shellcode db 160,36,44,190,11,202,219,101,31,23,99,245,102,134,176,9,178,77,78,81
db 242,185,171,236,57,230,164,42,237,46,34,252,224,250,78,139,219,199,233,162
db 152,175,60,11,91,202,164,17,241,46,64,236,215,227,209,243,200,222,179,7
db 89,206,92,132,75,167,164,96,70,164,250,245,80,211,251,132,46,66,248,41
db 126,14,120,106,126,41,196,160,246,217,48,236,218,3,176,34,166,199,211,59
db 242,195,252,236,37,242,46,191,70,161,159,197,71,107,127,92,158,167,251,239
db 113,230,99,238,154,103,237,60,67,235,26,40,253,10,164,135,125,57,177,24
db 125,116,201,191,157,157,168,72,233,247,252,74,80,29,196,241,199,206,80,49
db 21,239,246,15,76,220,1,48,165,208,103,161,221,210,224,240,222,226,50,212
db 159,153,72,50,123,103,237,4,118,13,182,137,19,101,39,92,208,46,103,162
db 134,48,223,63,95,206,15,60,184,195,97,183,199,151,80,11,246,174,24,114
db 89,143,223,43,30,140,92,60,128,242,70,228,158,57,179,36,166,210,177,190
db 17,151,151,71,95,134,90,32,168,193,124,161,215,135,88,16,234,167,75,125
db 17,160,214,3,95,134,95,53,180,201,124,144,199,135,27,73,75,78,116,121
db 97,70,86,86,173,188,124,5,159,90,196,245,111,178,196,45,138
shellcodelen equ 297

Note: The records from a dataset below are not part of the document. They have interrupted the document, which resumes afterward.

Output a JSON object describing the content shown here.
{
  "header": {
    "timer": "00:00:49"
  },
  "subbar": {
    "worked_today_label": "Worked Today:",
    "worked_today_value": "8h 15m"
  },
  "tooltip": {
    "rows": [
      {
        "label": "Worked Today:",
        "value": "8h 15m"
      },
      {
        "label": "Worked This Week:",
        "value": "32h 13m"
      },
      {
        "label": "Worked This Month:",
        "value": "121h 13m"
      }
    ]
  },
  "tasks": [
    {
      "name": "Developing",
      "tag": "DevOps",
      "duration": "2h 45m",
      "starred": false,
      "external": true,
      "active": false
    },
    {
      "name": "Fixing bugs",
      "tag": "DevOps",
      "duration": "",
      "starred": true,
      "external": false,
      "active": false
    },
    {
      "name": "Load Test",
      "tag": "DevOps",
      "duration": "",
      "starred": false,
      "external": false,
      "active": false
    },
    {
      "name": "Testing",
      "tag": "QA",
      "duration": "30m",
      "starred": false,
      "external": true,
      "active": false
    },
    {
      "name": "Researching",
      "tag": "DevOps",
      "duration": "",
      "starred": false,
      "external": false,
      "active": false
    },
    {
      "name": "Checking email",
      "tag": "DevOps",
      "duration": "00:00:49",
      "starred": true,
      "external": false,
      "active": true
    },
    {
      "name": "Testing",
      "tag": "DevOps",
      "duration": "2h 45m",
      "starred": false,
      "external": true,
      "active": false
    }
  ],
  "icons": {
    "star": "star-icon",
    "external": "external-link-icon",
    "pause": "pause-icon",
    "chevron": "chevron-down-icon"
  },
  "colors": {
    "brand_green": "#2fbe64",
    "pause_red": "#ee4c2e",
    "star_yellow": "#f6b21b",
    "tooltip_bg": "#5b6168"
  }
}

The code below can be cut and pasted into config.h.

$ ./ -c TESTER -x stufus.lan -s example-messagebox.raw -o C
// This is the hash of: TESTER
BYTE hashSHA1ComputerName[] =
#define hashSHA1ComputerNamelen 20

// Shellcode loaded from: example-messagebox.raw
// Shellcode XOR'd with hash of: stufus.lan
BYTE shellcode[] =
#define shellcodelen 297

Compile the project

Either use Visual Studio (C) or run makeit.bat (ASM) to generate the compiled binary. This can then be tested or executed on the target system.

Limitations & Further Work

Some techniques rely on the real payload executing in the same process and not (for example) spawning another process and then exiting the parent one; obviously the mutex check will not be effective once the wrapper process exits. There is also the obligatory criticism of hash function choices; for example, perhaps SHA512 or Keccak (SHA3-512) would be a better hashing algorithm choice, especially because it may negate the need to replicate and concatenate the hashes if the hash is large enough and the target shellcode is small enough. SHA1 is more than good enough for this purpose though.

There are numerous ways that this project can be extended; additional host indicators could be added or chained together, additional functionality could be introduced (for example, automatic persistence if the code is confident that this is a target system), the introduction of a 'kill switch' (e.g. withdrawal of a specific file or the introduction of one) etc.

I will at a later date, commit a DLL and Windows Service version of the above code in assembly language, which can be adapted for techniques such as AppInit loading. However I would encourage all readers to develop this in their own direction and to contribute ideas and functionality back if able to do so.